Carla Feger – Carla is a first-year student at the Jane Addams College of Social Work at the University of Illinois at Chicago. During college, she studied psychology and took some education courses to learn more about equity concerns in education. As Carla continued her learning process, she served with City Year in Tulsa, Oklahoma, and mentored seventh-grade students who taught her a lot about the world. This experience affirmed her passion to work with students to help provide them with a rewarding experience and to achieve to the fullest potential. Carla decided to pursue a Masters in School Social Work and chose to intern with LCBH’s Supportive Services department to learn more about the housing issues that families face and how those issues significantly affect students’ lives, including their success in school.
This summer LCBH has four undergraduate interns working in our Supportive Services Department. This is a BIG help as our graduate interns are only here during the regular school year from September until June. Without these students who come to spend their summer with us, LCBH would have a tough time offering the level of service our clients need. Here are a few highlights from each of the students:

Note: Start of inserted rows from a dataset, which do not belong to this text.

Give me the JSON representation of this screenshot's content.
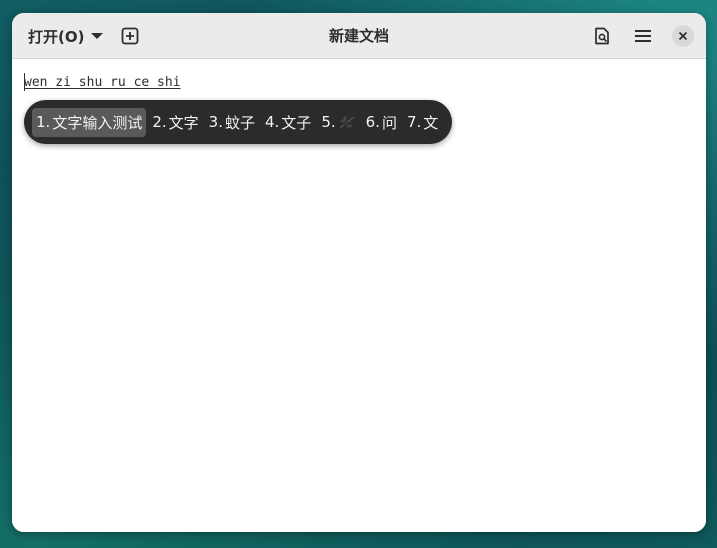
{
  "window": {
    "title": "新建文档"
  },
  "headerbar": {
    "open_label": "打开(O)",
    "icons": {
      "new_tab": "new-tab-icon",
      "save": "save-document-icon",
      "menu": "hamburger-menu-icon",
      "close": "close-icon"
    }
  },
  "editor": {
    "preedit_text": "wen zi shu ru ce shi"
  },
  "candidates": [
    {
      "num": "1.",
      "text": "文字输入测试",
      "selected": true
    },
    {
      "num": "2.",
      "text": "文字",
      "selected": false
    },
    {
      "num": "3.",
      "text": "蚊子",
      "selected": false
    },
    {
      "num": "4.",
      "text": "文子",
      "selected": false
    },
    {
      "num": "5.",
      "text": "",
      "emoji": "mosquito-emoji",
      "selected": false
    },
    {
      "num": "6.",
      "text": "问",
      "selected": false
    },
    {
      "num": "7.",
      "text": "文",
      "selected": false
    }
  ],
  "colors": {
    "headerbar_bg": "#ebebeb",
    "popup_bg": "#2b2b2b",
    "popup_selected_bg": "#5a5a5a",
    "popup_text": "#f2f2f2"
  }
}
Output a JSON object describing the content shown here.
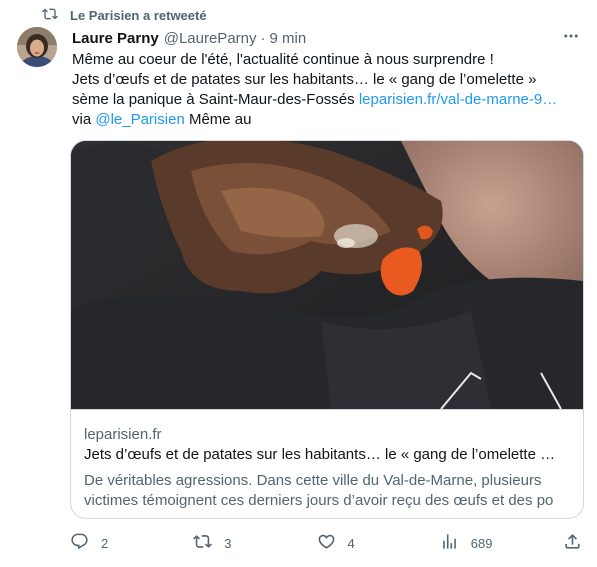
{
  "retweet": {
    "icon": "retweet-icon",
    "label": "Le Parisien a retweeté"
  },
  "author": {
    "avatar": "avatar",
    "name": "Laure Parny",
    "handle": "@LaureParny",
    "separator": "·",
    "time": "9 min"
  },
  "more_icon": "more-dots-icon",
  "tweet": {
    "line1": "Même au coeur de l'été, l'actualité continue à nous surprendre !",
    "line2": "Jets d’œufs et de patates sur les habitants… le « gang de l’omelette »",
    "line3_text": "sème la panique à Saint-Maur-des-Fossés ",
    "line3_link": "leparisien.fr/val-de-marne-9…",
    "line4_prefix": "via ",
    "line4_mention": "@le_Parisien",
    "line4_suffix": " Même au"
  },
  "card": {
    "domain": "leparisien.fr",
    "title": "Jets d’œufs et de patates sur les habitants… le « gang de l’omelette …",
    "desc_line1": "De véritables agressions. Dans cette ville du Val-de-Marne, plusieurs",
    "desc_line2": "victimes témoignent ces derniers jours d’avoir reçu des œufs et des po"
  },
  "actions": {
    "reply": {
      "icon": "reply-icon",
      "count": "2"
    },
    "retweet": {
      "icon": "retweet-icon",
      "count": "3"
    },
    "like": {
      "icon": "heart-icon",
      "count": "4"
    },
    "views": {
      "icon": "analytics-icon",
      "count": "689"
    },
    "share": {
      "icon": "share-icon"
    }
  },
  "colors": {
    "link": "#1d9bf0",
    "secondary_text": "#536471",
    "border": "#cfd9de"
  }
}
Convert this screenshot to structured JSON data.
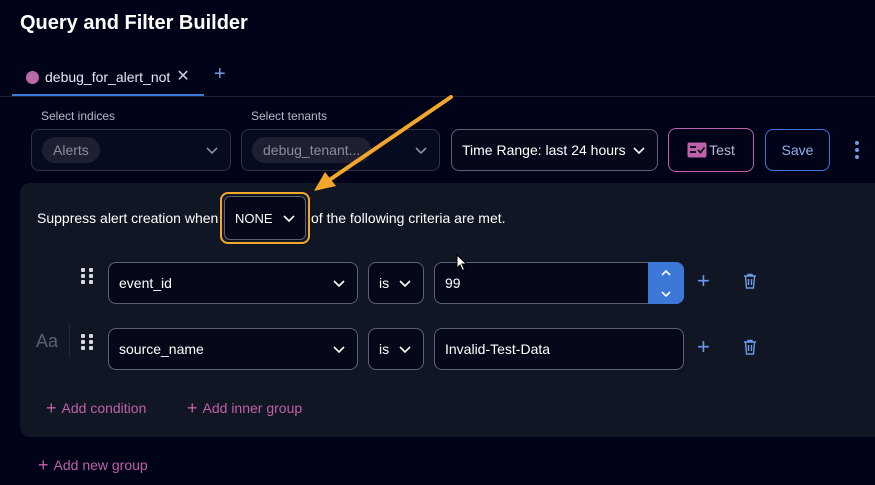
{
  "app": {
    "title": "Query and Filter Builder"
  },
  "tabs": [
    {
      "label": "debug_for_alert_not"
    }
  ],
  "filters": {
    "indices_label": "Select indices",
    "indices_chip": "Alerts",
    "tenants_label": "Select tenants",
    "tenants_chip": "debug_tenant...",
    "time_range": "Time Range: last 24 hours",
    "test_label": "Test",
    "save_label": "Save"
  },
  "suppress": {
    "prefix": "Suppress alert creation when",
    "mode": "NONE",
    "suffix": "of the following criteria are met."
  },
  "conditions": [
    {
      "field": "event_id",
      "operator": "is",
      "value": "99"
    },
    {
      "field": "source_name",
      "operator": "is",
      "value": "Invalid-Test-Data"
    }
  ],
  "case_toggle": "Aa",
  "actions": {
    "add_condition": "Add condition",
    "add_inner_group": "Add inner group",
    "add_new_group": "Add new group"
  },
  "colors": {
    "background": "#010418",
    "panel": "#111624",
    "accent_blue": "#3c78d8",
    "accent_pink": "#c060a8",
    "highlight_orange": "#f3a72a"
  },
  "icons": [
    "close-icon",
    "plus-icon",
    "chevron-down-icon",
    "checklist-icon",
    "kebab-icon",
    "drag-handle-icon",
    "chevron-up-icon",
    "trash-icon",
    "arrow-annotation",
    "mouse-cursor-icon"
  ]
}
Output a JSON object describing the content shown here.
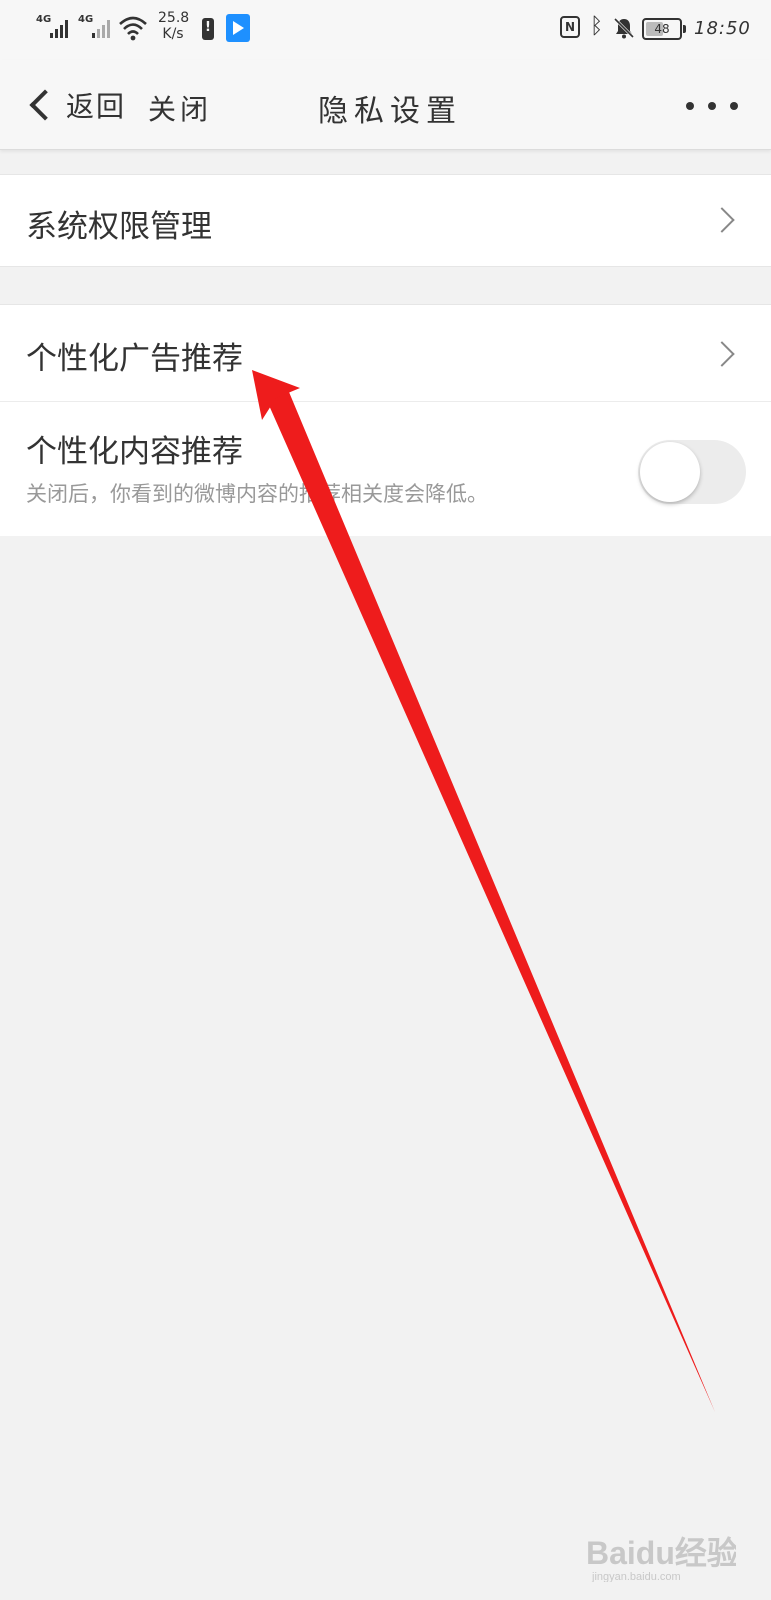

Helena Bassett is interning at LCBH through the Summer Links program at the University of Chicago, where she is entering her third year. She is studying history and critical theory, and spends most of her time organizing with the student arm of the Trauma Center Coalition. Working with Supportive Services, Helena is crafting a survey to help get a clearer picture of tenants’ actual needs beyond legal help when they are accepted as an LCBH client. Right now, that means she gets to connect with some of the amazing tenants that have already gone through Supportive Services so that the tenants’ own perspectives help shape the survey and the direction of the program. “I believe that one of the most fundamental ways that asymmetrical power structures are expressed is through the often unjust relationship between tenant and landlord. Working at LCBH shows me one of the avenues possible for challenging that structure.”